It all started with an idea...
Cleveland Heart Inc. has received a $30 million investment that will aid efforts to bring its version of the Total Artificial Heart to market.
That medical-device company is a joint venture between Charlotte-based Trans-World Medical Devices and Cleveland Clinic Foundation, the corporate venture arm of the Cleveland Clinic.
The investment was made by a Korean private-equity group, known as the Power Heart Consortium.
Cleveland Heart says the money will be used for further development and clinical trials for its artificial heart. The device will replace a patient’s heart prior to a transplant.
“It would be equivalent to a heart transplant, that’s our goal.” Says Dr. Charles Richardson, Chief Executive.
The outside investment will finance clinical trials for the company’s ventricular-assist devices, which help a weakened heart continue to pump blood.
Dr. Richardson anticipates Cleveland Heart will complete another capital raise as early as this coming fall as it pursues commercialization of its technology.
These devices will serve as a bridge to a transplant for end-stage heart-failure patients, says Dr. James Young, Chairman of Cleveland Heart. Young is also Chairman of the division of medicine at the Cleveland Clinic Foundation.
“The advantage of this company is that it’s going to have a complete spectrum of devices that clinicians can use,” he adds.
Roughly 23 million people suffer from heart failure worldwide, including 5 million Americans.
Up to 2,500 people receive a heart transplant in the United States each year. But another 25,000 die while waiting for a donor heart to become available.

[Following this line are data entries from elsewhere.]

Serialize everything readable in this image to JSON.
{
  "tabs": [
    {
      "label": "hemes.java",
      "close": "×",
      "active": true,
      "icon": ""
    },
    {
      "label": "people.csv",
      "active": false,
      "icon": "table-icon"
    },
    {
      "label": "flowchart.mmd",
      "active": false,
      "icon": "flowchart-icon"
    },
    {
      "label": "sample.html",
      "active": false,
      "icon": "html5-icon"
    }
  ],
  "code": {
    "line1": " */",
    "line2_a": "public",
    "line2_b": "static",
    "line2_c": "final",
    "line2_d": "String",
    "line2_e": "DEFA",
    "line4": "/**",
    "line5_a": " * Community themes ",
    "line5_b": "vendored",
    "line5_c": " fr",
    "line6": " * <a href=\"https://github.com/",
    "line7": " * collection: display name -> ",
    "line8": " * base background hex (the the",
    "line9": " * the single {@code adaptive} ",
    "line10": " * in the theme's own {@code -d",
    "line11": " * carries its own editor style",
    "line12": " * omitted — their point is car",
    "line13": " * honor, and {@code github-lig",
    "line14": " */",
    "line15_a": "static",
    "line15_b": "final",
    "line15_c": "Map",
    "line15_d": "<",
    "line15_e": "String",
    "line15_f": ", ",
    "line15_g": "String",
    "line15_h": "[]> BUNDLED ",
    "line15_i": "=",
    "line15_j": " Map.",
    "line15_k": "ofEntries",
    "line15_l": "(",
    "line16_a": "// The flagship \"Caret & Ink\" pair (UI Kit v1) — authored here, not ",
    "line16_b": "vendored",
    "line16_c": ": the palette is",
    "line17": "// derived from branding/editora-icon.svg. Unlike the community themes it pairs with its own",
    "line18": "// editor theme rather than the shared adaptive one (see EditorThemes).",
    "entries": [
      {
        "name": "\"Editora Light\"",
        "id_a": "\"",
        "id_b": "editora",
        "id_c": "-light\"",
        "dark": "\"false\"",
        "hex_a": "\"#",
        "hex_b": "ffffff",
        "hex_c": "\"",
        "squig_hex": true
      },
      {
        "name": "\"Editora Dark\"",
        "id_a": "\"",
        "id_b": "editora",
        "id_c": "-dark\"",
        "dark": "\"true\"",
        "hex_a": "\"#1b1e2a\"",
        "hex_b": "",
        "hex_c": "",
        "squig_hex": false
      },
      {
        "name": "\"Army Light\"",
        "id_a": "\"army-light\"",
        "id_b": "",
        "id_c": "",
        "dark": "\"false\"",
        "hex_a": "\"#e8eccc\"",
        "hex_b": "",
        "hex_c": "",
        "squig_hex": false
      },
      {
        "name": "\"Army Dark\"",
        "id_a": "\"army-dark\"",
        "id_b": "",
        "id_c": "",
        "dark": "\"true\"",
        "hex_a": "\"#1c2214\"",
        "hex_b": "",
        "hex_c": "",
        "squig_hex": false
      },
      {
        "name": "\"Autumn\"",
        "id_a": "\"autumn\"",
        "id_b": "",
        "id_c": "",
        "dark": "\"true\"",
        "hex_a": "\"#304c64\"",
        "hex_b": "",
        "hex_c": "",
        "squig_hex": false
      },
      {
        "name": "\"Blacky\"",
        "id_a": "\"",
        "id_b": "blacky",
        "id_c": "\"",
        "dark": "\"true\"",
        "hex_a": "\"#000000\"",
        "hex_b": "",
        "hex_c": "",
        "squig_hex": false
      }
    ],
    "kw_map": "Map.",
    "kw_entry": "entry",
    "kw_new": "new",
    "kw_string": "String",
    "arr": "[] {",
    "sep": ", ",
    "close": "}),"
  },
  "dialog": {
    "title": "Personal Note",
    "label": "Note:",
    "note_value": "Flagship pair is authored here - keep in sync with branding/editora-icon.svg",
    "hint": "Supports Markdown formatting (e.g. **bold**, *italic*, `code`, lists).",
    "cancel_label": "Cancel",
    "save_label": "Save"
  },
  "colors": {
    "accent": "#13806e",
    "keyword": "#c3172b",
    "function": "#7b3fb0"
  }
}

“It’s almost a necessity. Think about the people who are going to die because they can’t get a transplant,” says William Warrender, senior general manager for device commercialization for Cleveland Clinic Innovations.
Yet there are just a handful of devices on the market, including one other artificial heart, Dr. Richardson says. Cleveland Heart estimates up to 10,000 people will need an artificial heart annually.
The company believes the design of its devices will help set it apart. They have fewer moving parts, feature a special biomedical coating to prevent blood clots and can auto-regulate how hard the blood pump works, he says.
Both devices fit into the palm of your hand, allowing the technology to be utilized for children, women and men. “It’s completely different than anything else that has been produced,” Richardson says.
The company first wants to bring its Left Ventricular Assist Device, known as an LVAD, to market in Europe. A similar model for right ventricular failure also will be developed.
The National Institutes of Health estimates 100,000 U.S. patients annually could benefit from the LVAD technology, which can be utilized until a donor heart becomes available.
The company also will seek U.S. Food and Drug Administration approval. Clinical trials could begin within two to four years, Young says.
TransWorld’s Soul Mate Implantable Heart Transplant Rejection Monitor
TransWorld Heart Corporation of Charlotte, NC, was founded by Dr. Charles Richardson in 2004. The company developed an implantable device intended to replace routine post-transplant heart biopsies.
TransWorld’s Soul Mate implantable system analyzes 9 intramyocardial electrogram parameters recorded from 4 or 6 configurations of 2 or 3 epicardial leads to detect allograft rejection.
Results of an animal study on 5 dogs published in 2009 concluded that “the Soul Mate allograft rejection monitoring system accurately detected transplanted heart rejection in a canine model noninvasively with continuous sampling. This proof-of-concept study suggests that the Soul Mate could be used to more intensely and more frequently monitor cardiac allografts for rejection.” (Circulation. 2009;120[suppl 1]:S185–S190.)
In January 2010, TransWorld Medical announced that it was intending to raise capital to fund the development and clinical testing of other medical-devices. Dr. Richardson stated that “The company’s TransWorld Heart Corp. unit initially focused on its heart-transplant device, the Soul Mate. But company officials saw the potential for other medical equipment with similar rejection-monitoring capabilities.”
TransWorld Heart’s website: transworldmed.com/transworldheart/
Click here for the patents on the Soul Mate device (assigned to LifeScience Solutions, TransWorld’s parent company)
Click here for paper: T. Horay, et al., “Novel Implantable Device to Detect Cardiac Allograft Rejection”, Circulation. 2009;120[suppl 1]:S185–S190.